From: Shadow banking: a bibliometric and content analysis

References Journal/conference Nature Main arguments/findings
Yang et al. (2019) Pacific-Basin Finance Journal Empirical Shadow banking has a negative influence on welfare at times of monetary policy shock. Coordinating leverage ratio regulations and monetary policies would help stabilize the financial system and decrease the size of shadow banking
Zhang and Wan (2017) Emerging Markets Finance and Trade Empirical Chinese economic activities need to be guided by a mix of policy instruments. The transition from quantitative policy tools to other price-based instruments will not be easy, but it will capture the monetary policy stances to a little extent, especially for the open market operations
Nesvetailova (2015) New Political Economy Theoretical Shadow banking results from regulative arbitration in the traditional banking system enhanced by the nationwide accounting, taxation, and banking rules. The administrative arbitration approaches towards shadow banking are useful but limited
Hou et al. (2018) International Review of Economics and Finance Empirical Political intervention negatively impacts the bank cost efficiency, which weakens the positive relationship between bank cost efficiency and shadow banking growth
Fève et al. (2019) Journal of Economic Dynamics & Control Empirical As the macroprudential policies only target the traditional banks and the sector leakage reduces their effectiveness, wider regulations addressing shadow credit may help stabilize the economy
Bryan et al. (2016) Review of International Political Economy Theoretical The shadow banking sector is not only a sector of erratic financial practice and a reason for financial fragility but also a sector of political and juridical innovation

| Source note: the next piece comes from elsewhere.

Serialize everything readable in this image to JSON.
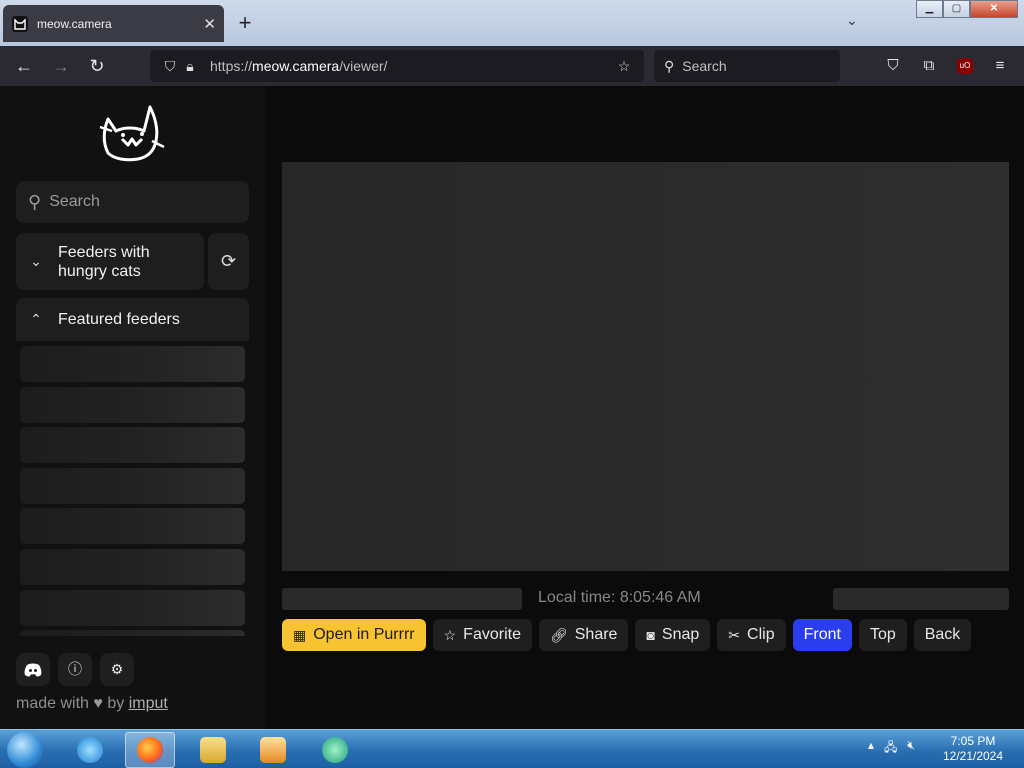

Ban and Gabor (2016) Review of International Political Economy Theoretical Redistributing wealth on a large scale is a better solution to redress the economic structural imbalance than better regulations of shadow banks. Thus, the responsibility is mostly on the influencers of income inequality and not on the regulatory authority